commission, and that neither men nor angels could produce a single Surah like any of those contained in the Qur'an. Every word of the Qur'an, they say, was written down by the Pen on the Preserved Tablet in Heaven, ages before the creation of the world, and doubtless this passage among the rest. From the Divine Original the Qur'an was brought down by the Angel Gabriel to the lowest Heaven on the Night of Power. He afterwards dictated it to Muhammad as occasion arose. Hence Ibn Khaldun says: "Know 1 therefore that the Qur'an descended in the language of the Arabs and in accordance with their style of eloquence, and all of them understood it and knew its various meanings in its several parts and in their relation to one another. And it continued to descend, section by section and in groups of verses, in order to explain the doctrine of the Unity of God and religious obligations, according as circumstances required. Some of these verses consist of articles of faith, and some of them of commandments for the regulation of conduct." In another passage he says: "All this 2 is a proof to thee that, amid the Divine Books, it was verily the Qur'an with which our Prophet was inspired, in the form of something recited just as it is in its words and in its sections: whereas the Torah and the Injil, on the other hand, and all the other Heavenly Books, were revealed to the Prophets in the form of ideas when they were in a state of ecstasy, and they explained them, after their return to man's ordinary condition, in their own customary language: and therefore there is nothing miraculous in them." According to this learned writer therefore, both the language and the teaching of the Qur'an are directly from God, while not the style and form, but the contents of the Old Testament and the New are due to inspiration. Hence, if our inquiry shows that the style of the Qur'an is not

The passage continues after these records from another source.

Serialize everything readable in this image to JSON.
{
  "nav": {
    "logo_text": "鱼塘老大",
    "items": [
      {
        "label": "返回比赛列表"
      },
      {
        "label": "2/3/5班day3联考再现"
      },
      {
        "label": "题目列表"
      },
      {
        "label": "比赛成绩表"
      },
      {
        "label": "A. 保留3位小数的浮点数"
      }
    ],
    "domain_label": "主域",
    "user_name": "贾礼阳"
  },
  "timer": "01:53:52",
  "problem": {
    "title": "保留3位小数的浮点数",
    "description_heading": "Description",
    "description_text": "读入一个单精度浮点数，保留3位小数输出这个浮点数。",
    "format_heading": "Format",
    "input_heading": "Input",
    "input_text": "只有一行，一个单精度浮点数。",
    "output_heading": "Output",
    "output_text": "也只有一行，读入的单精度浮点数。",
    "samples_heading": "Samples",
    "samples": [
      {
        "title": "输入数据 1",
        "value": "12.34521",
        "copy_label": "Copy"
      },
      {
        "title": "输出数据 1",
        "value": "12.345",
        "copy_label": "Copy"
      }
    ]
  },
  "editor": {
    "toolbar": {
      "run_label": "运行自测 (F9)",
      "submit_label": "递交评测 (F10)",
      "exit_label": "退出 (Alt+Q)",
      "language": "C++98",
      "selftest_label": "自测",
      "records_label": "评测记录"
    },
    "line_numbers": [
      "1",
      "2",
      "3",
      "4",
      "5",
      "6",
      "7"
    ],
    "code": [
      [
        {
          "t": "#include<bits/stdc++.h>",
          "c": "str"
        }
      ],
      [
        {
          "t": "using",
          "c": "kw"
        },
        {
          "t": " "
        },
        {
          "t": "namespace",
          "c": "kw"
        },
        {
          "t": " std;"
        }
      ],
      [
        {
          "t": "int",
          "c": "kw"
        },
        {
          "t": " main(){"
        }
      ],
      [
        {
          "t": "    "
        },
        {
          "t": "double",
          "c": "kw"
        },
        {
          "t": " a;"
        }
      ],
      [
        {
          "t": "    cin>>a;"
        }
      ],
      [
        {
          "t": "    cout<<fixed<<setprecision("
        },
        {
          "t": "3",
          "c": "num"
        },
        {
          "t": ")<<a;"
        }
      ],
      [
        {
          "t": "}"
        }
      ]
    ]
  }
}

1 Ibn Khalddn, vol. ii, p. 391.
2 Ibid., vol. i, pp. 171, 172.

miraculous, or at least that the peerlessness (إعجاز) of the Qur'an cannot be proved, it will not be an adequate reply to say, "The style of the Bible also is not peerless, nor does it prove the inspiration of the Holy Scriptures." We Christians do not claim that it does, and Ibn Khaldun's words show that even in his time Christians made no such claim. We hold that each Biblical writer used the style that was natural to him; hence some wrote poetry, sublime and beautiful, some prose, direct and simple. The message, the doctrine, is God's; the task of clothing it in human language was that of the Prophet or Apostle, Psalmist, Evangelist or Historian whom God commissioned to write.

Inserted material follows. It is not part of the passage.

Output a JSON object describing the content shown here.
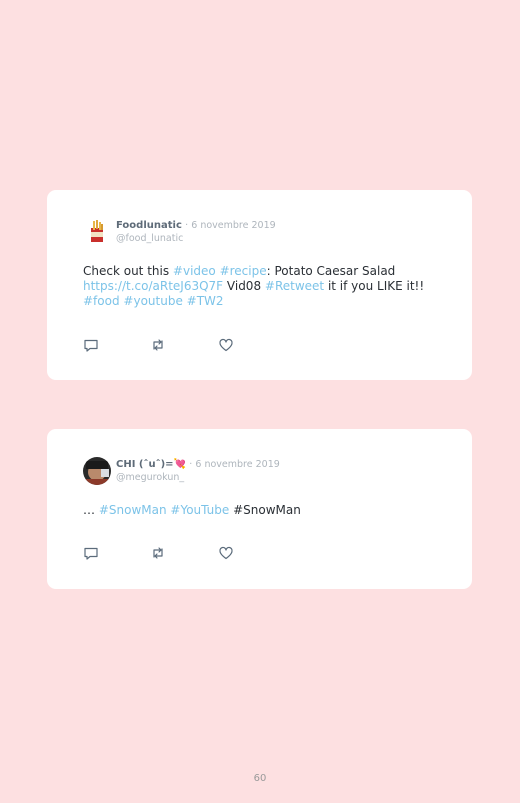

Of course learned men are now aware that the dialect of the Quraish is the old language of Mecca, not that of Paradise. Arabic is one of the Semitic tongues. Its sisters are Hebrew, Aramaic, Ethiopic, Syriac, Assyrian, and other tongues of less importance. Arabic is an ancient and beautiful tongue, the Quraish dialect is the most cultivated of its dialects, and the style of many parts of the Qur'an is by all scholars admitted to be elegant and eloquent. Yet at the same time scholars rightly inform us that in the Qur'an there are to be found certain words which are not pure Arabic, but are taken from other languages and merely Arabicised. Among these are many names of people and places. Pharaoh (فِرْعَوْن) is derived. from Ancient Egyptian; Adam and Eden from a very old tongue called Akkadian; (Ibrahim) Abraham from Assyrian; the names Harut and Marut, the words Sirat, Hur, jinn, firdaus, are taken from Ancient Persian; tabut, Taghut, zakut, malakut, are Syriac; Hawari is Ethiopic; Hibr, sakinah, ma'un, Taurat [Torah], Jahannam, are from the Hebrew; and Injil is corrupted from the Greek. Hence the language of the Qur'an is not absolutely pure Arabic. We admit that there is no reason why Hebrew, Greek, Syriac, Akkadian, Ethiopic, Persian, and Egyptian words should not have been written on the Preserved Tablet, if Arabic